With Durbin Pending, No Plans To Add New Fees-Yet
HARRISBURG, Penn.-One week following the defeat of a bill to delay the Durbin Amendment-and perhaps just days before the Fed comes out with its final rule on debit interchange, a number of CU CEOs say they are still not ready to pull the trigger on plans to make up for lost revenue that is likely headed their way.
The Fed is now expected to enact a final rule that will direct billions of dollars of cuts in debit fees that are required under last year's Wall Street reform bill. The bill requires the cuts be implemented by July 21.
The CEO stance was taken due in part to the fact the Fed has yet to release its final rule on debit interchange, expected to be announced this week or next, and because many are holding off to see if the two-tiered system-which excludes financial institutions below $10 billion from the new rules-will protect small issuers. There are even some CEOs who see a silver lining in the Durbin Amendment.
Just what does the upcoming implementation of the new interchange provisions mean for the credit union industry? "It's going to take months if not a year for us to see how it all shakes out," offered Greg Smith, CEO of the $3.8-billion Pennsylvania State Employees CU. "I wish I could give a definitive answer, but we just don't have enough information at this point. The Federal Reserve Board is likely to increase the rates on the acceptable interchange levels (from the proposed 12-cent cap). I'm hearing 15 to 20 cents for those over $10 billion, which will help. But the real question for credit unions like PSECU is whether the exemption will hold and whether the two-tier system will preserve our current levels of interchange."
As for whether PSECU will be adding fees or dropping programs now, Smith said the answer is "no. We just don't have the necessary information at this point to make such a decision. Our hope is that revenue levels will be maintained with the two-tier system and no changes will be necessary. Adding fees or changing programs will be the very last thing we do and only after all other efforts have been exhausted."
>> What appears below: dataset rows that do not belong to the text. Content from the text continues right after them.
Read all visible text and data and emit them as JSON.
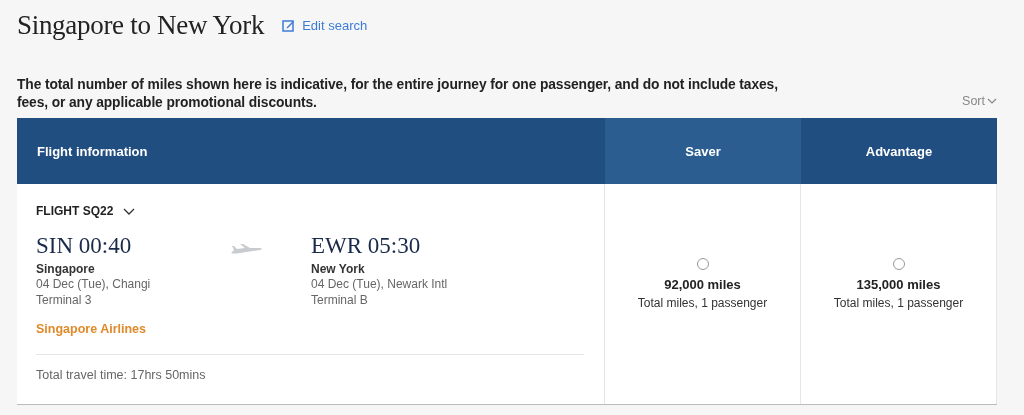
{
  "title": "Singapore to New York",
  "edit_link": "Edit search",
  "notice": "The total number of miles shown here is indicative, for the entire journey for one passenger, and do not include taxes, fees, or any applicable promotional discounts.",
  "sort": "Sort",
  "table": {
    "flight_header": "Flight information",
    "fare_columns": [
      {
        "label": "Saver",
        "highlighted": true
      },
      {
        "label": "Advantage",
        "highlighted": false
      }
    ],
    "flight": {
      "number": "FLIGHT SQ22",
      "expanded": false,
      "departure": {
        "code_time": "SIN 00:40",
        "city": "Singapore",
        "date_airport": "04 Dec (Tue), Changi",
        "terminal": "Terminal 3"
      },
      "arrival": {
        "code_time": "EWR 05:30",
        "city": "New York",
        "date_airport": "04 Dec (Tue), Newark Intl",
        "terminal": "Terminal B"
      },
      "airline": "Singapore Airlines",
      "travel_time": "Total travel time: 17hrs 50mins"
    },
    "fares": [
      {
        "miles": "92,000 miles",
        "note": "Total miles, 1 passenger",
        "selected": false
      },
      {
        "miles": "135,000 miles",
        "note": "Total miles, 1 passenger",
        "selected": false
      }
    ]
  }
}
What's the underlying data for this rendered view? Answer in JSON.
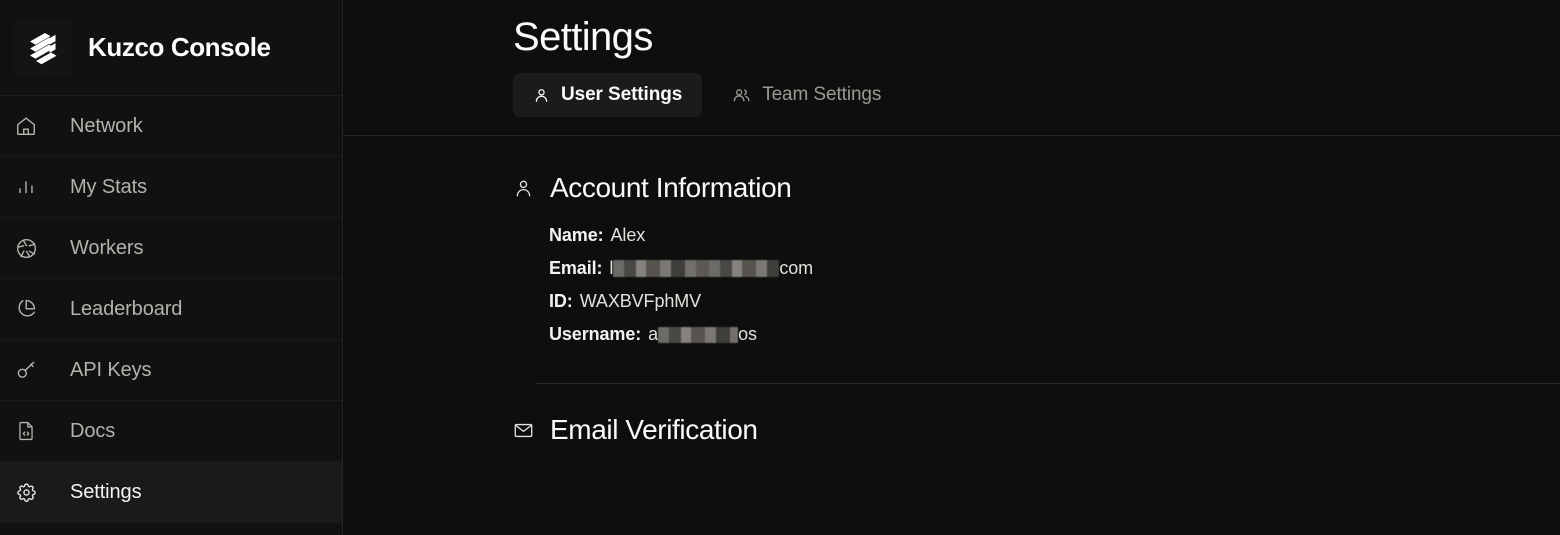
{
  "brand": {
    "title": "Kuzco Console",
    "logo_icon": "layers-logo-icon"
  },
  "sidebar": {
    "items": [
      {
        "label": "Network",
        "icon": "home-icon",
        "active": false
      },
      {
        "label": "My Stats",
        "icon": "bar-chart-icon",
        "active": false
      },
      {
        "label": "Workers",
        "icon": "aperture-icon",
        "active": false
      },
      {
        "label": "Leaderboard",
        "icon": "pie-chart-icon",
        "active": false
      },
      {
        "label": "API Keys",
        "icon": "key-icon",
        "active": false
      },
      {
        "label": "Docs",
        "icon": "file-code-icon",
        "active": false
      },
      {
        "label": "Settings",
        "icon": "gear-icon",
        "active": true
      }
    ]
  },
  "main": {
    "page_title": "Settings",
    "tabs": [
      {
        "label": "User Settings",
        "icon": "user-icon",
        "active": true
      },
      {
        "label": "Team Settings",
        "icon": "users-icon",
        "active": false
      }
    ],
    "account_section": {
      "icon": "user-icon",
      "title": "Account Information",
      "fields": [
        {
          "label": "Name:",
          "value": "Alex",
          "redacted": "none"
        },
        {
          "label": "Email:",
          "value_prefix": "l",
          "value_suffix": "com",
          "redacted": "middle"
        },
        {
          "label": "ID:",
          "value": "WAXBVFphMV",
          "redacted": "none"
        },
        {
          "label": "Username:",
          "value_prefix": "a",
          "value_suffix": "os",
          "redacted": "middle"
        }
      ]
    },
    "email_section": {
      "icon": "mail-icon",
      "title": "Email Verification"
    }
  },
  "colors": {
    "sidebar_bg": "#111111",
    "main_bg": "#0e0e0e",
    "active_item_bg": "#1a1a1a",
    "text_primary": "#fbfaf8",
    "text_muted": "#b5b1ab",
    "divider": "#262626"
  }
}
Steve Winninger, CEO of the $1.6-billion Lake Trust Credit Union in Brighton, Mich., told the Journal, "We are concerned about the ultimate impact of the Durbin Amendment on all credit unions, not just ours. We have some ideas on how we can replace the lost revenue, however we are holding off on any decisions until we refine the impact of the options we are considering and also see what others in the market will be doing. We know some banks have added fees to checking accounts and annual fees to debit cards."
Susan Adams, CEO of the $68-million Entrust Federal Credit Union in Richmond, Va., said, "We will continue to look at all of our options to see what will work best for us. It is really too early to commit or comment on what we will do exactly, we simply cannot say for sure."
John Rupert, CEO of Muskegon Co-op FCU in Muskegeon, Mich., said his $44-million credit union will not make changes soon, but for a very different reason. "The silver lining from all this is that credit unions can create a difference between smaller financials and larger financials as the big players add fees. Even if we have to add a new fee structure it can be much less than the big banks and therefore create some distance between us and them."
At minimum, Rupert said MCFCU will go through the next two to three quarters with pricing as is "to see how this shakes out. We may make changes, and we may decide just to accept a lower ROA." ROA has been strong for MCFCU throughout the recession, 1.2% last year after assessments. "If we were at 10 to 20 basis points ROA I might be looking at this differently."
In Sleepy Eye, Minn., the $210-million SouthPoint FCU is another that sees the new interchange guidelines as a means to separate credit unions from the big banks, according to CEO Dick Nesvold. "We anticipate this will be an opportunity in the marketplace, so we will continue to look at the profitability of the total relationship with each member. Our approach for several years has been to offer an attractive checking account and have other products offset the free services by building very deep relationships. So if we can continue to attract members with our present pricing, we will do so as long as we can build a mutually beneficial relationship with them."
The CEO of Shreveport FCU in Shreveport, La., Helen Godfrey-Smith, does not like what the new interchange rules will force her $90-million CU to do. "I can't afford to lose $20,000 to $30,000 a year from my bottom line income. As much as I don't like to say it, I have to increase fees some way. There just won't be as many free accounts. Credit unions' offering free accounts has hurt us as an industry. It has helped us differentiate from competitors for years, but now it will hurt us because our members are accustomed to everything being free."
Like Godfrey-Smith and many other CU leaders, Jeff Disterhoft's concerns lie with the impact the Durbin rules will have on members. The CEO of the $1.2-billion University of Iowa Community CU in Iowa City, Iowa, sees little chance the majority of financial institutions will not search for ways to replace the lost revenue. "The financial sector in aggregate needs a certain level of earnings to sustain itself, and when faced with this sort of blow the industry will react and consumers will ultimately bear the cost. That's unfortunate, as I'm not overly optimistic that retailers will pass along the savings they'll reap from the amendment. In short, consumers will experience a double-whammy that I'm certain was never the intent of Congress, especially in a time of high unemployment."